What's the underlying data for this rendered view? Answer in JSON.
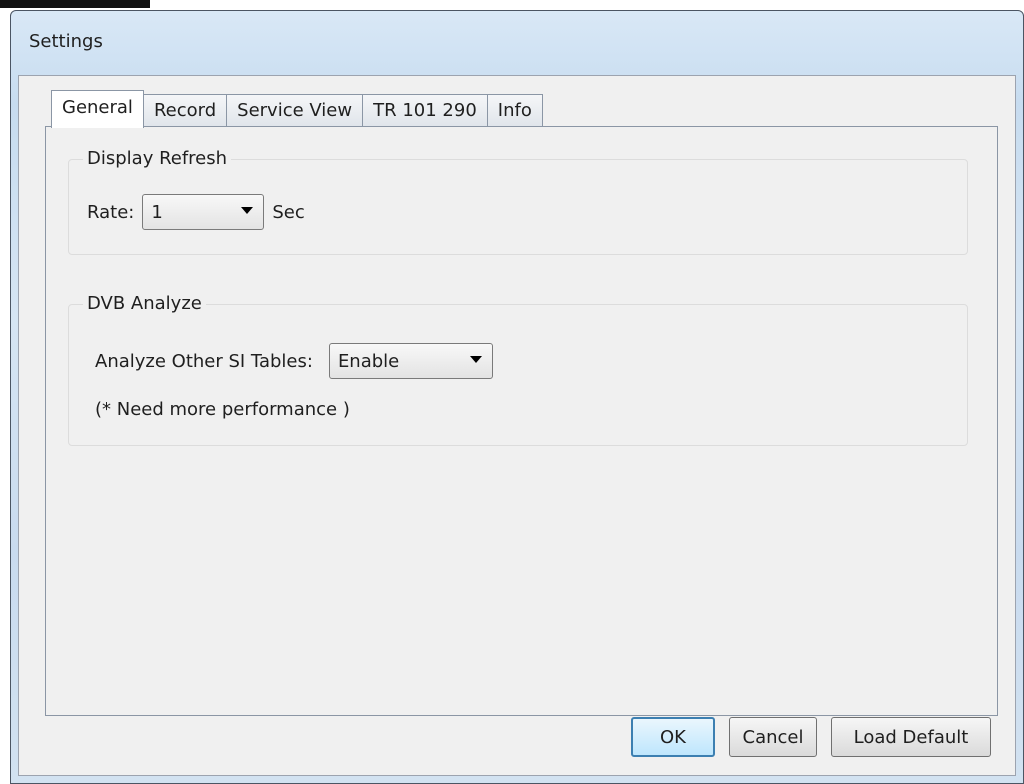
{
  "window": {
    "title": "Settings"
  },
  "tabs": [
    {
      "label": "General",
      "active": true
    },
    {
      "label": "Record",
      "active": false
    },
    {
      "label": "Service View",
      "active": false
    },
    {
      "label": "TR 101 290",
      "active": false
    },
    {
      "label": "Info",
      "active": false
    }
  ],
  "display_refresh": {
    "title": "Display Refresh",
    "rate_label": "Rate:",
    "rate_value": "1",
    "unit_label": "Sec"
  },
  "dvb_analyze": {
    "title": "DVB Analyze",
    "analyze_label": "Analyze Other SI Tables:",
    "analyze_value": "Enable",
    "note": "(* Need more performance )"
  },
  "buttons": {
    "ok": "OK",
    "cancel": "Cancel",
    "load_default": "Load Default"
  },
  "colors": {
    "title_bar": "#c7dcf0",
    "ok_border": "#3c7fb1",
    "panel_background": "#f0f0f0"
  }
}
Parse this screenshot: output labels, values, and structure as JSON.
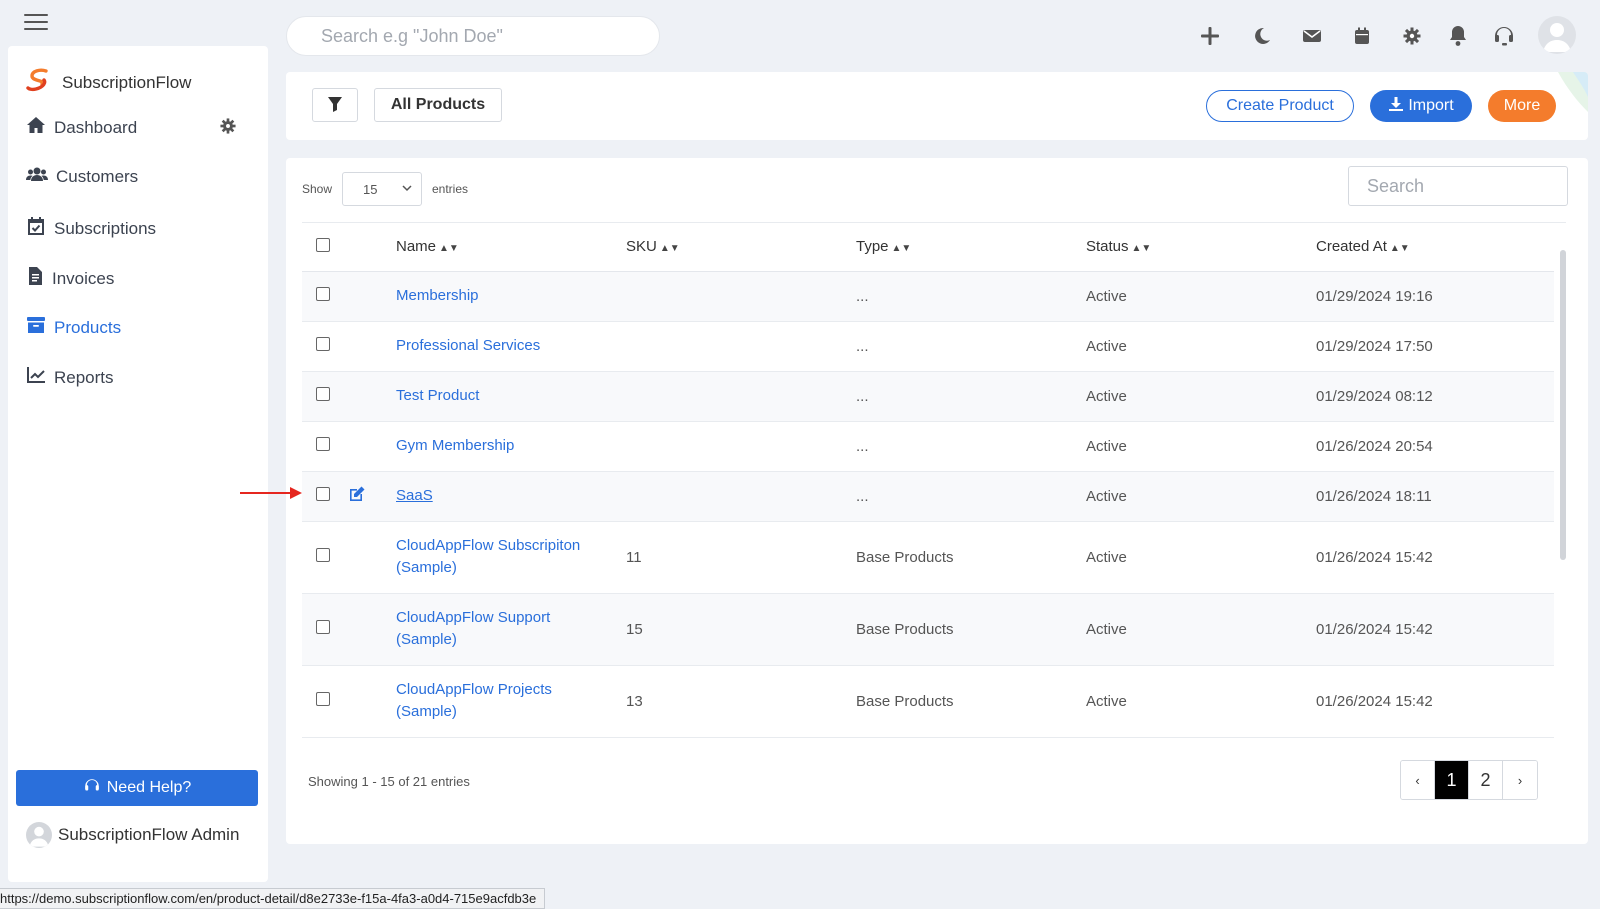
{
  "header": {
    "search_placeholder": "Search e.g \"John Doe\""
  },
  "icons": [
    "plus-icon",
    "moon-icon",
    "mail-icon",
    "calendar-icon",
    "gear-icon",
    "bell-icon",
    "headset-icon",
    "user-avatar-icon"
  ],
  "sidebar": {
    "brand": "SubscriptionFlow",
    "items": [
      {
        "label": "Dashboard",
        "icon": "home-icon"
      },
      {
        "label": "Customers",
        "icon": "users-icon"
      },
      {
        "label": "Subscriptions",
        "icon": "calendar-check-icon"
      },
      {
        "label": "Invoices",
        "icon": "invoice-icon"
      },
      {
        "label": "Products",
        "icon": "archive-icon",
        "active": true
      },
      {
        "label": "Reports",
        "icon": "chart-icon"
      }
    ],
    "help_label": "Need Help?",
    "admin_name": "SubscriptionFlow Admin"
  },
  "toolbar": {
    "view_label": "All Products",
    "create_label": "Create Product",
    "import_label": "Import",
    "more_label": "More"
  },
  "table": {
    "show_label": "Show",
    "entries_value": "15",
    "entries_label": "entries",
    "search_placeholder": "Search",
    "columns": [
      "Name",
      "SKU",
      "Type",
      "Status",
      "Created At"
    ],
    "rows": [
      {
        "name": "Membership",
        "sku": "",
        "type": "...",
        "status": "Active",
        "created": "01/29/2024 19:16"
      },
      {
        "name": "Professional Services",
        "sku": "",
        "type": "...",
        "status": "Active",
        "created": "01/29/2024 17:50"
      },
      {
        "name": "Test Product",
        "sku": "",
        "type": "...",
        "status": "Active",
        "created": "01/29/2024 08:12"
      },
      {
        "name": "Gym Membership",
        "sku": "",
        "type": "...",
        "status": "Active",
        "created": "01/26/2024 20:54"
      },
      {
        "name": "SaaS",
        "sku": "",
        "type": "...",
        "status": "Active",
        "created": "01/26/2024 18:11"
      },
      {
        "name": "CloudAppFlow Subscripiton (Sample)",
        "sku": "11",
        "type": "Base Products",
        "status": "Active",
        "created": "01/26/2024 15:42"
      },
      {
        "name": "CloudAppFlow Support (Sample)",
        "sku": "15",
        "type": "Base Products",
        "status": "Active",
        "created": "01/26/2024 15:42"
      },
      {
        "name": "CloudAppFlow Projects (Sample)",
        "sku": "13",
        "type": "Base Products",
        "status": "Active",
        "created": "01/26/2024 15:42"
      }
    ],
    "showing_text": "Showing 1 - 15 of 21 entries",
    "pagination": {
      "prev": "‹",
      "pages": [
        "1",
        "2"
      ],
      "next": "›",
      "current": "1"
    }
  },
  "status_bar_url": "https://demo.subscriptionflow.com/en/product-detail/d8e2733e-f15a-4fa3-a0d4-715e9acfdb3e",
  "colors": {
    "accent": "#2a6fdb",
    "more": "#f47c2c",
    "background": "#eef1f6"
  }
}
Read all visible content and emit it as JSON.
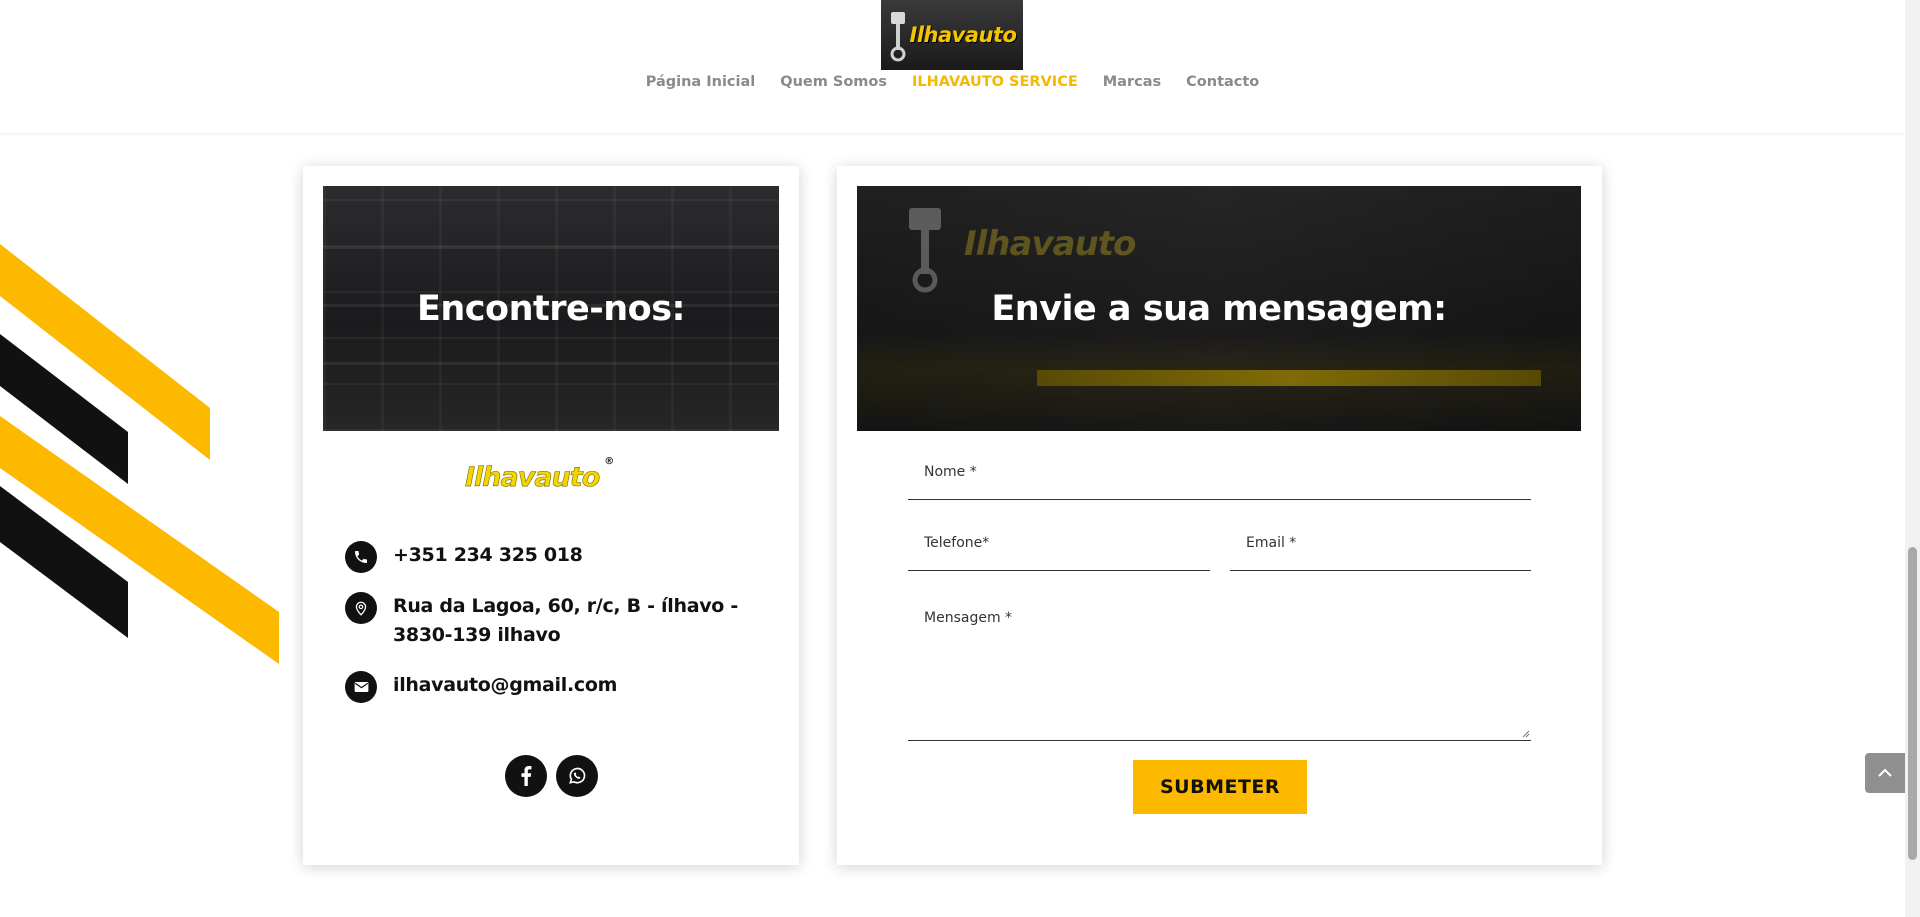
{
  "header": {
    "logo_text": "Ilhavauto",
    "nav": [
      {
        "label": "Página Inicial",
        "active": false
      },
      {
        "label": "Quem Somos",
        "active": false
      },
      {
        "label": "ILHAVAUTO SERVICE",
        "active": true
      },
      {
        "label": "Marcas",
        "active": false
      },
      {
        "label": "Contacto",
        "active": false
      }
    ]
  },
  "contact_card": {
    "title": "Encontre-nos:",
    "brand_logo": "Ilhavauto",
    "brand_reg": "®",
    "phone": "+351 234 325 018",
    "address": "Rua da Lagoa, 60, r/c, B - ílhavo - 3830-139 ilhavo",
    "email": "ilhavauto@gmail.com",
    "icons": [
      "phone-icon",
      "location-pin-icon",
      "mail-icon",
      "facebook-icon",
      "whatsapp-icon"
    ]
  },
  "form_card": {
    "title": "Envie a sua mensagem:",
    "banner_logo": "Ilhavauto",
    "fields": {
      "name_placeholder": "Nome *",
      "phone_placeholder": "Telefone*",
      "email_placeholder": "Email *",
      "message_placeholder": "Mensagem *"
    },
    "submit_label": "SUBMETER"
  },
  "colors": {
    "accent": "#fcb900",
    "nav_active": "#f5b800",
    "nav_inactive": "#8a8a8a",
    "dark": "#111111"
  }
}
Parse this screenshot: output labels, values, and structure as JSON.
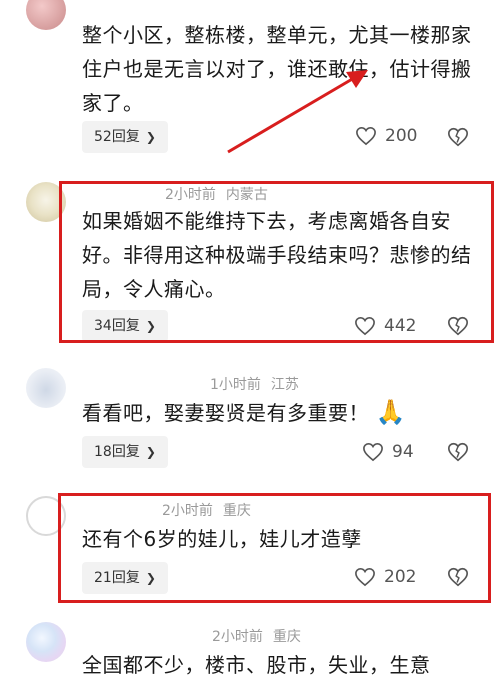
{
  "comments": [
    {
      "text": "整个小区，整栋楼，整单元，尤其一楼那家住户也是无言以对了，谁还敢住，估计得搬家了。",
      "reply": "52回复",
      "likes": "200"
    },
    {
      "time": "2小时前",
      "location": "内蒙古",
      "text": "如果婚姻不能维持下去，考虑离婚各自安好。非得用这种极端手段结束吗？悲惨的结局，令人痛心。",
      "reply": "34回复",
      "likes": "442"
    },
    {
      "time": "1小时前",
      "location": "江苏",
      "text": "看看吧，娶妻娶贤是有多重要！",
      "emoji": "🙏",
      "reply": "18回复",
      "likes": "94"
    },
    {
      "time": "2小时前",
      "location": "重庆",
      "text": "还有个6岁的娃儿，娃儿才造孽",
      "reply": "21回复",
      "likes": "202"
    },
    {
      "time": "2小时前",
      "location": "重庆",
      "text": "全国都不少，楼市、股市，失业，生意"
    }
  ],
  "colors": {
    "highlight": "#d81e1e",
    "meta": "#9a9a9a",
    "reply_bg": "#f2f2f2"
  },
  "icons": [
    "heart-icon",
    "dislike-heart-icon",
    "chevron-right-icon",
    "praying-hands-emoji"
  ]
}
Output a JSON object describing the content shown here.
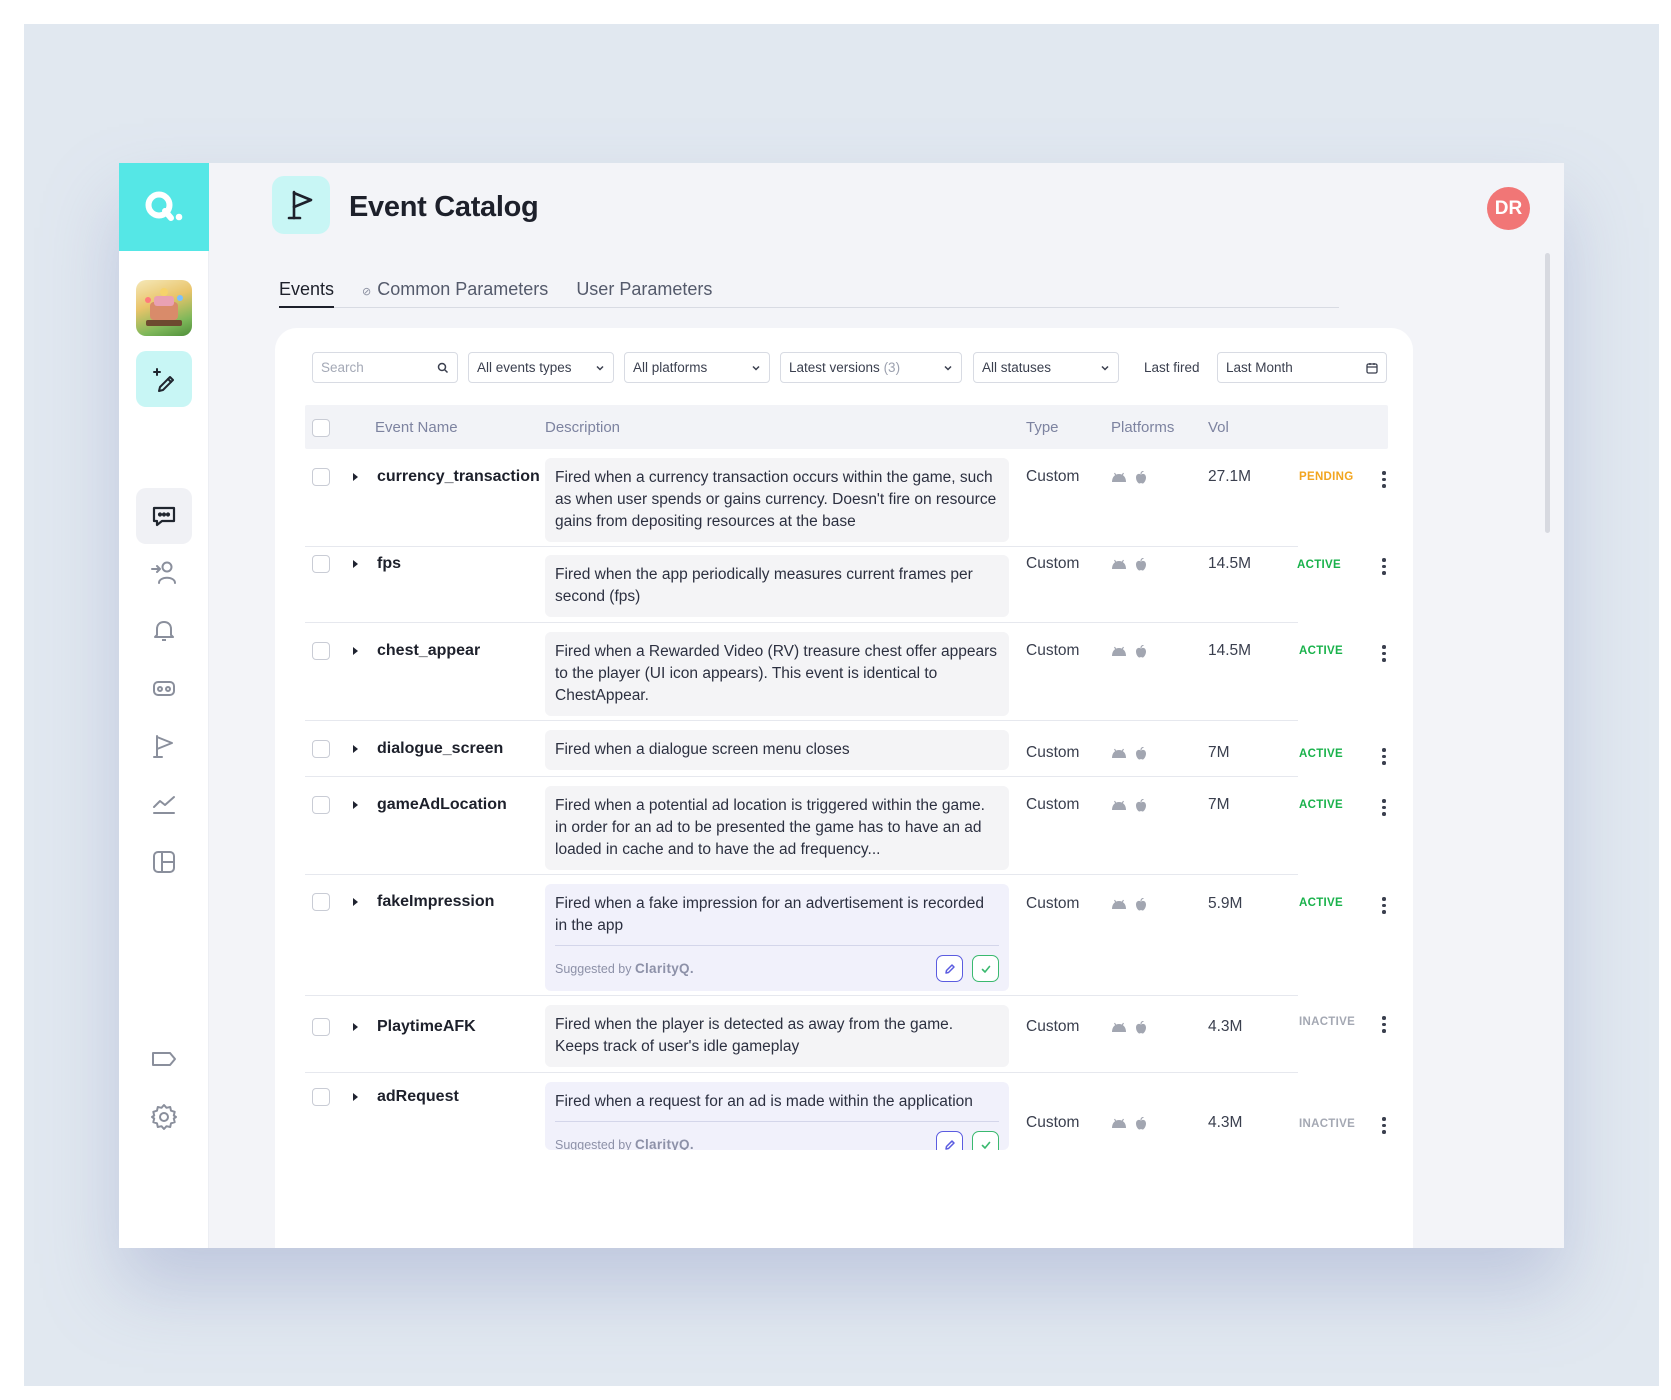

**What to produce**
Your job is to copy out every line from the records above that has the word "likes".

**Answer area**
      "likes": "200"
      "likes": "442"
      "likes": "94"
      "likes": "202"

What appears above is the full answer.